According to Navigant Research’s report, Autonomous Vehicles, full-function self-driving vehicles aren’t expected to be available in significant volumes until late in the 2020s. Until the fully self-driving car arrives, we’ll have a steady stream of incremental improvements in advanced driver assistance systems. Thanks to increasing connectivity in vehicles, we’re also less likely to be stuck with the capability that was built-in when the vehicle rolled off the assembly line.
No Car Left Behind
General Motors (GM) and Audi are among the manufacturers that are already building 4G LTE radios into many of their new vehicles. When this capability is combined with advanced new microprocessors from companies like NVIDIA and Qualcomm, vehicles will be able to leverage cloud computing infrastructure to get smarter as they age, rather than being left behind.
At the 2015 Consumer Electronics Show in Las Vegas, NVIDIA unveiled a new generation 256-core processor, called the Tegra X1, along with electronic control units powered by this advanced chip. One of the problems that driver assistance and autonomous systems have to solve is being able to recognize and distinguish the objects detected by all of the sensors on new vehicles. The human brain is remarkably adept at distinguishing the nuances between an animal and pedestrian or an ambulance and a delivery van.
Detection before Failure
This sort of image recognition is far more difficult for a computer, so the Tegra X1 is designed to collect image data from its 12 camera inputs and transmit it back to data centers where it can be aggregated with information from other vehicles. By combining data from many vehicles, the object recognition can be dramatically improved, and updated image libraries can be fed back to vehicles for improved onboard sensing ‑ even without changing hardware.
GM is also harnessing the power of the cloud to provide drivers with predictive diagnostic information for their vehicles using OnStar. Available for more than a decade, OnStar provides subscribers with vehicle health reports when faults are detected. Now, by monitoring critical systems such as the battery, starter, and fuel pump and sending this information back to the cloud, OnStar is able to detect subtle changes in performance that have previously been shown to be precursors to component failures.

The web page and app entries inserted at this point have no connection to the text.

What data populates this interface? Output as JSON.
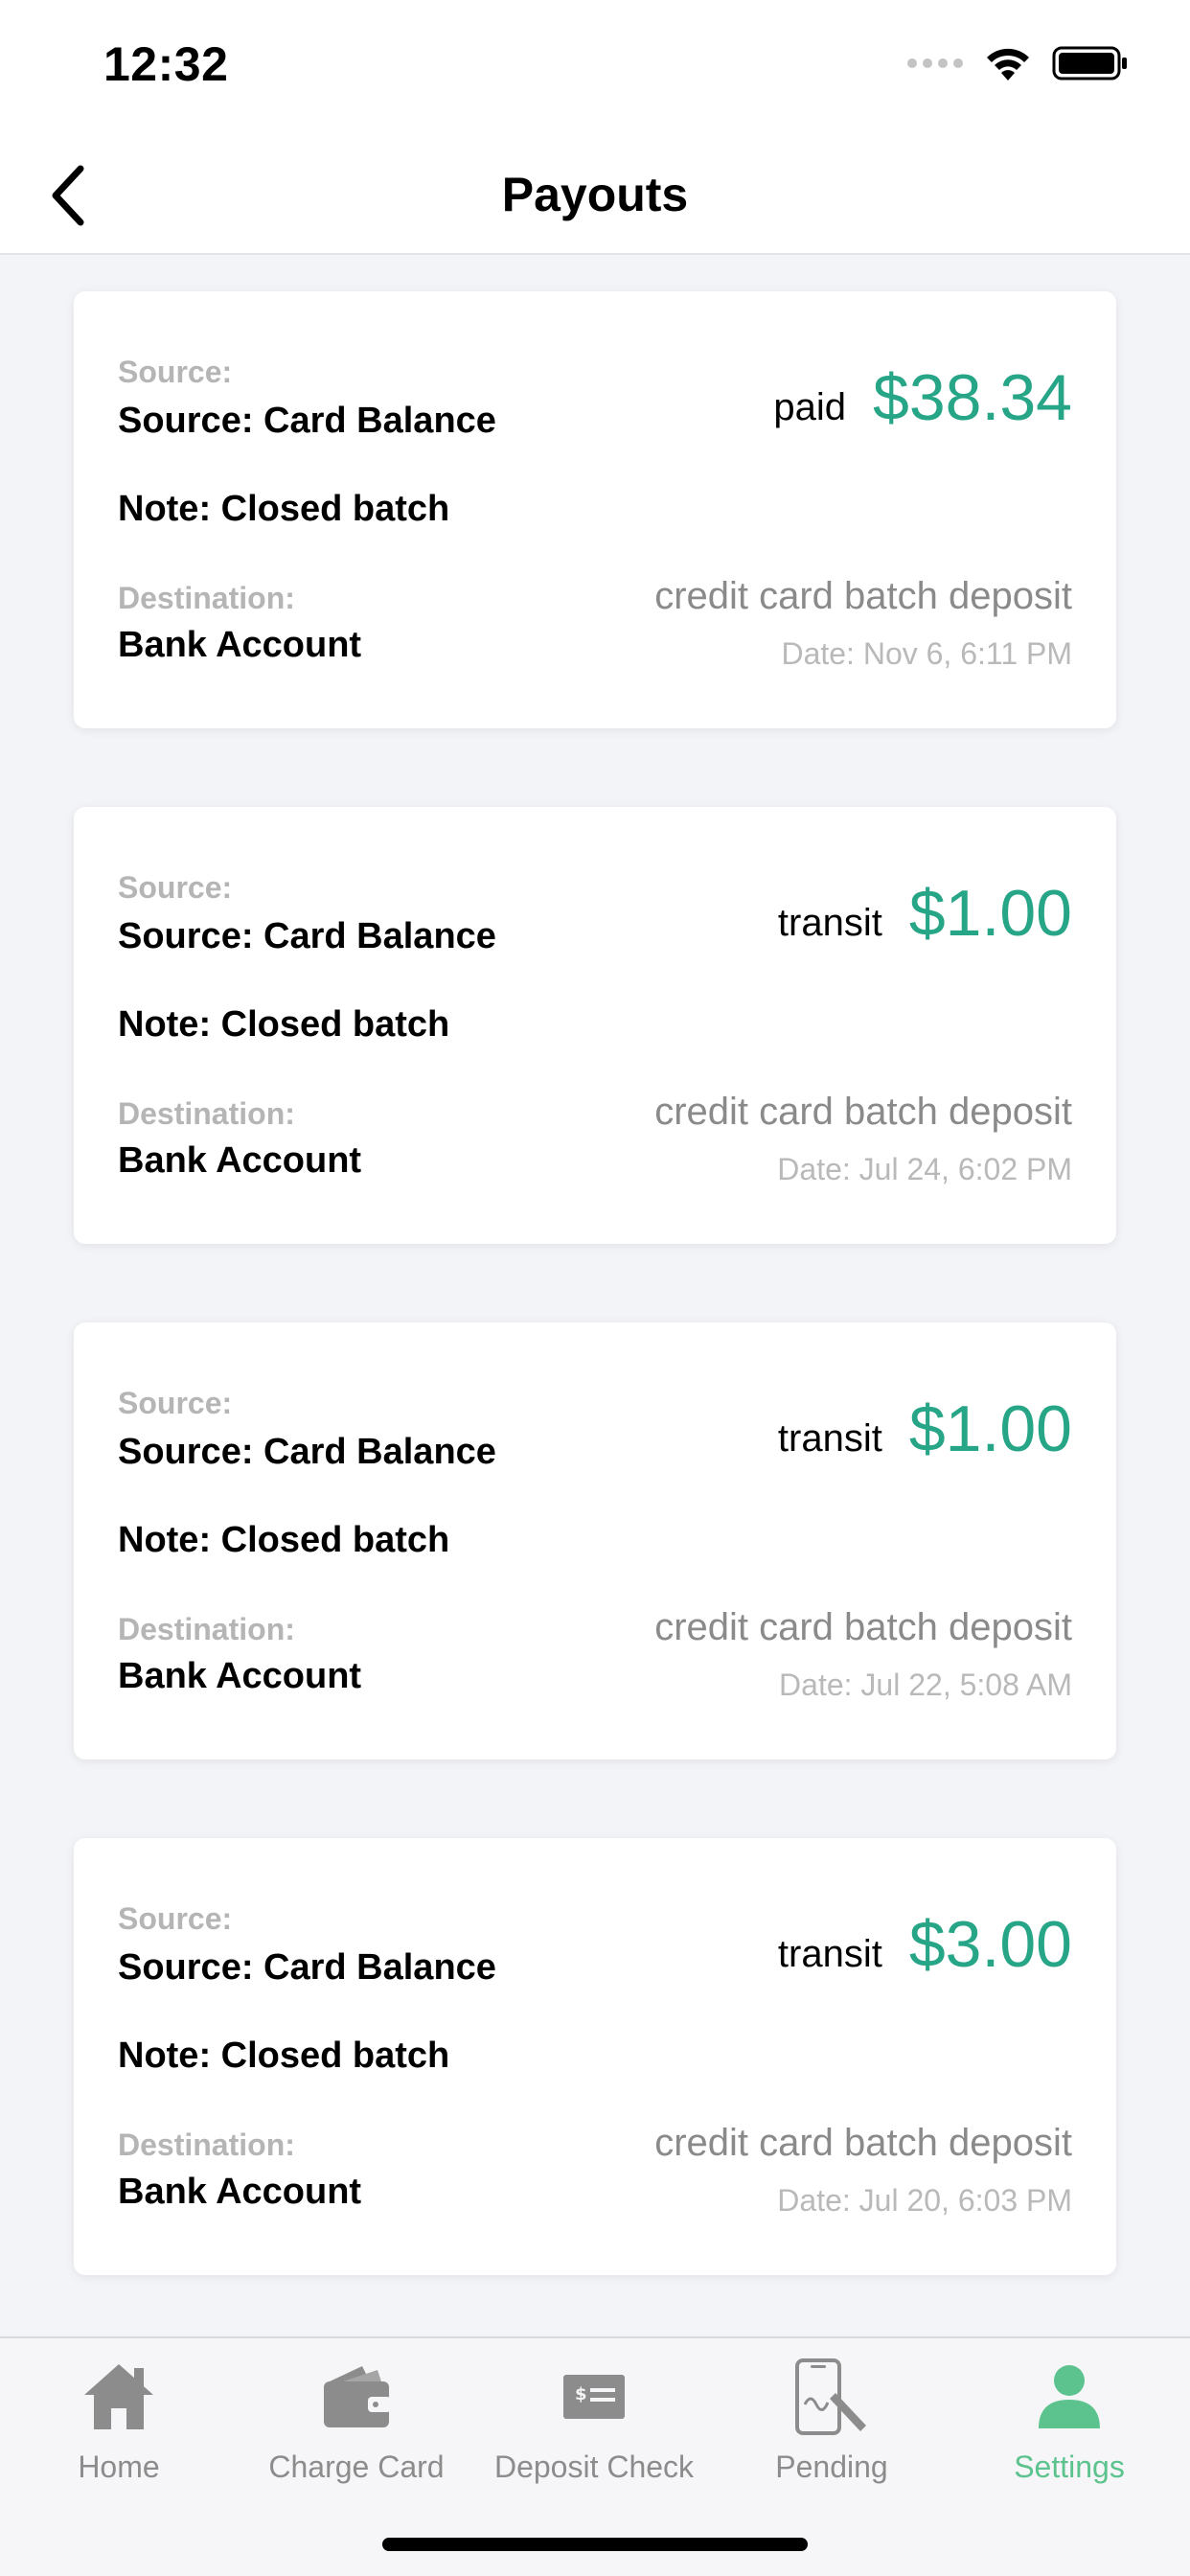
{
  "status_bar": {
    "time": "12:32"
  },
  "nav": {
    "title": "Payouts"
  },
  "payouts": [
    {
      "source_label": "Source:",
      "source_value": "Source: Card Balance",
      "note": "Note: Closed batch",
      "destination_label": "Destination:",
      "destination_value": "Bank Account",
      "status": "paid",
      "amount": "$38.34",
      "type": "credit card batch deposit",
      "date": "Date: Nov  6,  6:11 PM"
    },
    {
      "source_label": "Source:",
      "source_value": "Source: Card Balance",
      "note": "Note: Closed batch",
      "destination_label": "Destination:",
      "destination_value": "Bank Account",
      "status": "transit",
      "amount": "$1.00",
      "type": "credit card batch deposit",
      "date": "Date: Jul 24,  6:02 PM"
    },
    {
      "source_label": "Source:",
      "source_value": "Source: Card Balance",
      "note": "Note: Closed batch",
      "destination_label": "Destination:",
      "destination_value": "Bank Account",
      "status": "transit",
      "amount": "$1.00",
      "type": "credit card batch deposit",
      "date": "Date: Jul 22,  5:08 AM"
    },
    {
      "source_label": "Source:",
      "source_value": "Source: Card Balance",
      "note": "Note: Closed batch",
      "destination_label": "Destination:",
      "destination_value": "Bank Account",
      "status": "transit",
      "amount": "$3.00",
      "type": "credit card batch deposit",
      "date": "Date: Jul 20,  6:03 PM"
    }
  ],
  "tabs": [
    {
      "label": "Home",
      "icon": "home-icon"
    },
    {
      "label": "Charge Card",
      "icon": "wallet-icon"
    },
    {
      "label": "Deposit Check",
      "icon": "check-icon"
    },
    {
      "label": "Pending",
      "icon": "phone-sign-icon"
    },
    {
      "label": "Settings",
      "icon": "user-icon",
      "active": true
    }
  ],
  "colors": {
    "accent_amount": "#27a587",
    "active_tab": "#5cc38f",
    "inactive_tab": "#8c8c8c",
    "background": "#f3f4f8"
  }
}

The OnStar Driver Assurance system can then notify the driver so that an impending problem can be corrected before the driver is left stranded on the side of the road. This predictive diagnostic system will be available on several of GM’s 2016 model year vehicles.
As automakers roll out new infotainment interfaces, such as Apple CarPlay and Google’s Android Auto, drivers will also benefit from improved voice recognition that leverages massive data centers run by these technology companies. More robust and reliable voice control will help reduce driver frustration and keep their attention on the road ‑ at least until the car can take over completely.